As I shoved my bags into the back seat the taxi driver grumbles that he was just about to pull away, apparently, I had taken so long that he had thought I was a no-show. ‘Sorry I was just putting my shoes on’ I say, which I hope conveys that I couldn’t have left the house any quicker unless I was sitting on the doorstep; looking disdainfully at me he turns the car around; and we head off to the station where I am being dropped this morning. Now bear with me, at the top of the road an extensive programme of works have been carried out, with a roundabout being swapped for traffic lights with pedestrian crossings; some of the lights have plastic hats covering them, and some do not – but none of the lights are connected and so don’t actually work yet.

As we approach the lights to turn right we find that there is quite a bit of traffic also turning right, so far, so expected, and when he can the Taxi driver crawls forward and stops midway across the road. At this point, a man in a White Jeep pulls forward to our left effectively blocking our path. Somehow managing to honk his horn and slap the steering wheel cabbie raises his hands in a gesture of bewilderment and says ‘No’ irate but at normal volume, when White Jeep looks nonplussed he tries again ‘it’s a roundabout’ this he demonstrates by pointing down then twirling his finger around, the bloke looks amused and shrugs.
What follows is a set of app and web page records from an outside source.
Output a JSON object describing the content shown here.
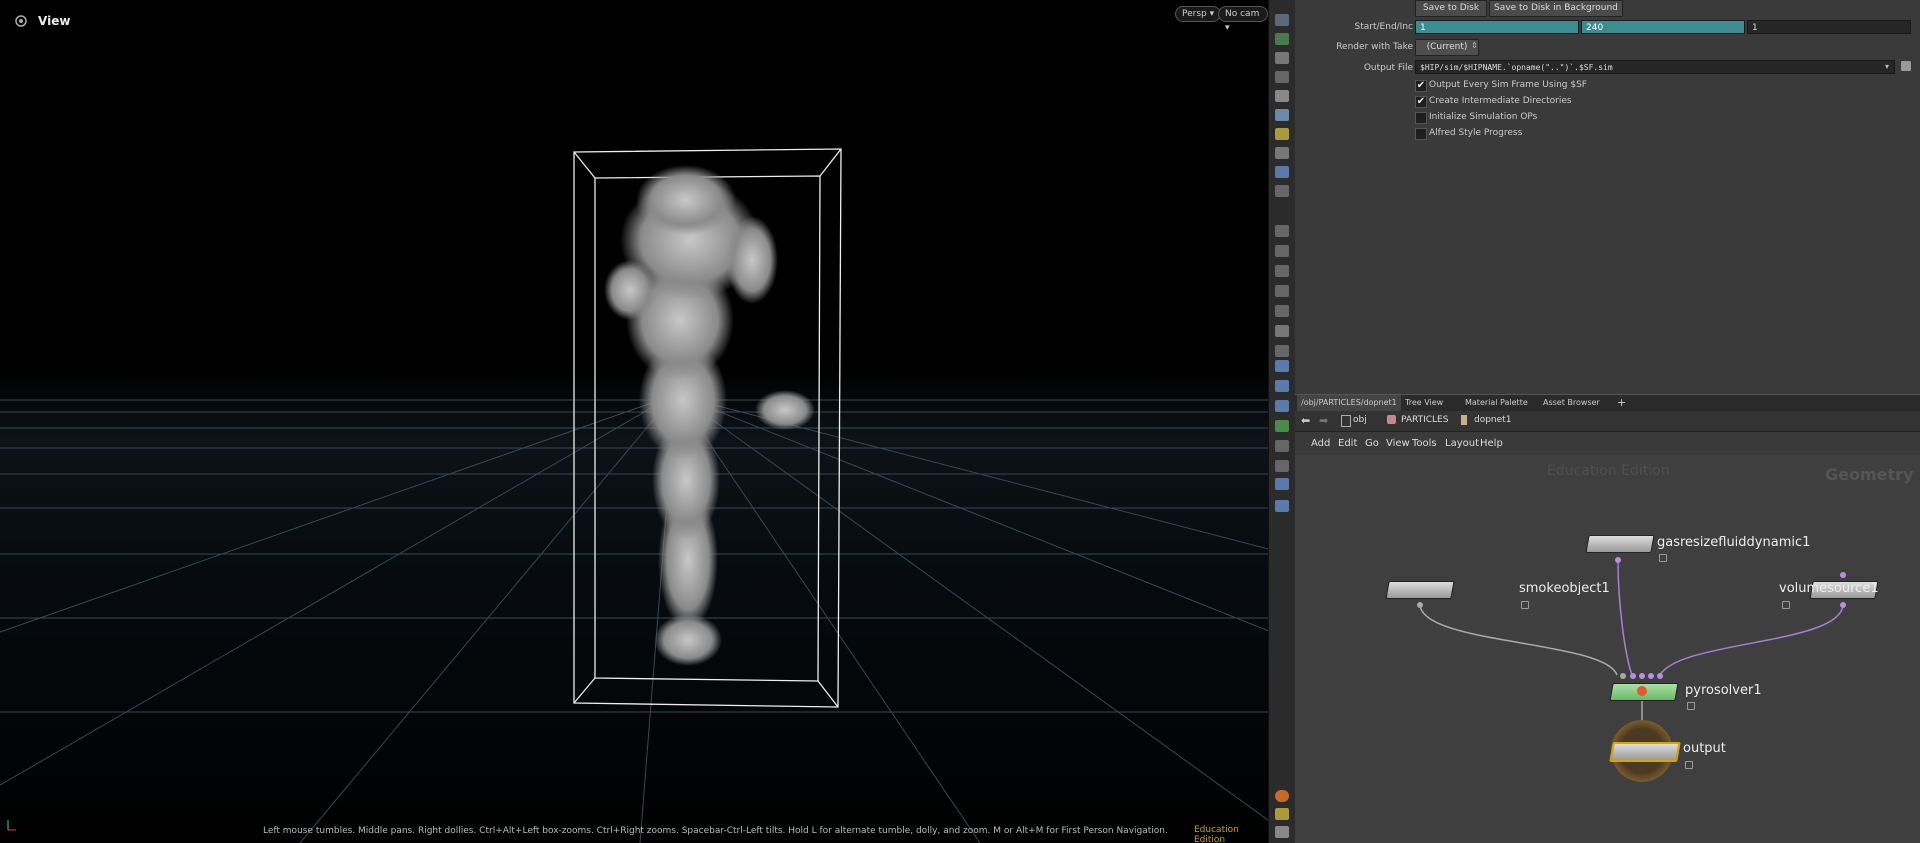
{
  "viewport": {
    "title": "View",
    "persp_button": "Persp ▾",
    "cam_button": "No cam ▾",
    "status": "Left mouse tumbles. Middle pans. Right dollies. Ctrl+Alt+Left box-zooms. Ctrl+Right zooms. Spacebar-Ctrl-Left tilts. Hold L for alternate tumble, dolly, and zoom. M or Alt+M for First Person Navigation.",
    "edition": "Education Edition"
  },
  "params": {
    "save_button": "Save to Disk",
    "save_bg_button": "Save to Disk in Background",
    "start_end_inc_label": "Start/End/Inc",
    "start": "1",
    "end": "240",
    "inc": "1",
    "render_take_label": "Render with Take",
    "render_take_value": "(Current)",
    "output_file_label": "Output File",
    "output_file_value": "$HIP/sim/$HIPNAME.`opname(\"..\")`.$SF.sim",
    "checkboxes": [
      {
        "label": "Output Every Sim Frame Using $SF",
        "checked": "✔"
      },
      {
        "label": "Create Intermediate Directories",
        "checked": "✔"
      },
      {
        "label": "Initialize Simulation OPs",
        "checked": ""
      },
      {
        "label": "Alfred Style Progress",
        "checked": ""
      }
    ]
  },
  "tabs": [
    "/obj/PARTICLES/dopnet1",
    "Tree View",
    "Material Palette",
    "Asset Browser",
    "+"
  ],
  "path": {
    "obj": "obj",
    "particles": "PARTICLES",
    "dopnet": "dopnet1"
  },
  "menu": [
    "Add",
    "Edit",
    "Go",
    "View",
    "Tools",
    "Layout",
    "Help"
  ],
  "network": {
    "edition": "Education Edition",
    "context": "Geometry",
    "nodes": {
      "gasresize": "gasresizefluiddynamic1",
      "smoke": "smokeobject1",
      "volumesource": "volumesource1",
      "pyrosolver": "pyrosolver1",
      "output": "output"
    }
  },
  "colors": {
    "accent": "#3c8d8f",
    "solver": "#7ec97a",
    "output_ring": "#d9a400"
  }
}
As this does not convince White Jeep to reverse out of our way, the cabbie undoes his window and tries again louder ‘Move back, THIS IS A ROUNDABOUT’. However, the provocation of White Jeep’s laughter pushes him suddenly much closer to the edge; and he moves his taxi forward until there can only be a hair’s breadth between him and us. Purple-faced he screams ‘this is a f**king roundabout, the f**king traffic lights are not f**king operational yet, you f**king tosser, get out of the f**king way’ complete with hand signals. This escalation encourages White Jeep to concede, and he moves back leaving the way clear, obviously having decided that the next stage was probably having his tyres slashed before his very eyes, or being dragged from his car and beaten unconsciousness with a rolled up copy of The Sun. I chose to say nothing, having decided it is far too dangerous to be risk comment, and thankfully, the rest of the journey goes without incident.

When I arrive at the office, I retell the story to the gang as everyone is getting settled in for the day; and add that the most shocking bit of the whole experience was that the angriest taxi driver in the world had a Buddhist emblem hanging from his rear-view mirror. Cassie shook her head sadly and said ‘imagine what he would be like if he wasn’t a Buddhist’ while Mags our resident expert says ‘Well, yes, Buddhists are some of the worst, what did you expect?’
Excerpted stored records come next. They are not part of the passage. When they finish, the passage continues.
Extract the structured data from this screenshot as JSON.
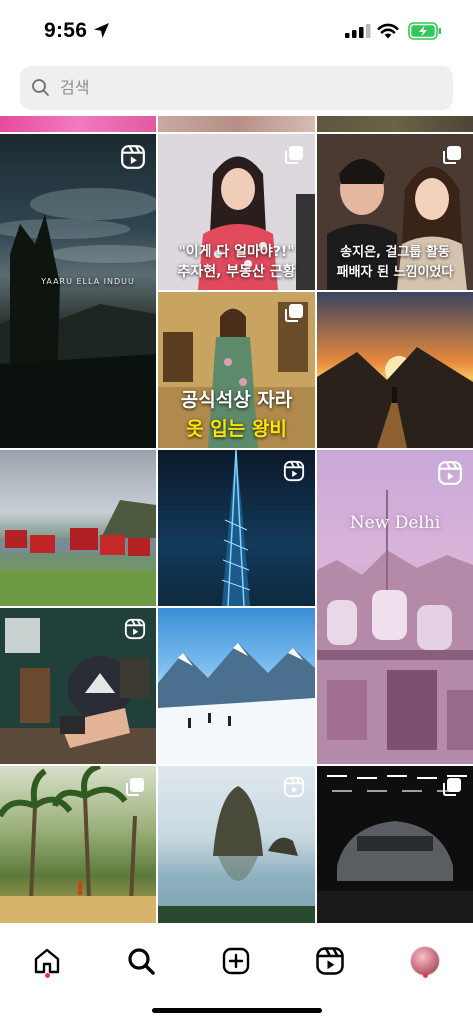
{
  "status": {
    "time": "9:56"
  },
  "search": {
    "placeholder": "검색",
    "value": ""
  },
  "tiles": {
    "t2": {
      "caption_line1": "\"이게 다 얼마야?!\"",
      "caption_line2": "추자현, 부동산 근황"
    },
    "t3": {
      "caption_line1": "송지은, 걸그룹 활동",
      "caption_line2": "패배자 된 느낌이었다"
    },
    "t1": {
      "watermark": "YAARU ELLA INDUU"
    },
    "t5": {
      "caption_line1": "공식석상 자라",
      "caption_line2": "옷 입는 왕비"
    },
    "t9": {
      "overlay_text": "New Delhi"
    }
  },
  "icons": {
    "reel": "reel-icon",
    "carousel": "carousel-icon",
    "home": "home-icon",
    "search": "search-icon",
    "add": "add-post-icon",
    "reels_tab": "reels-tab-icon",
    "profile": "profile-avatar"
  },
  "colors": {
    "notification_dot": "#ff2d55",
    "battery": "#34c759"
  }
}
As always, let me know what you think

I want to read the book!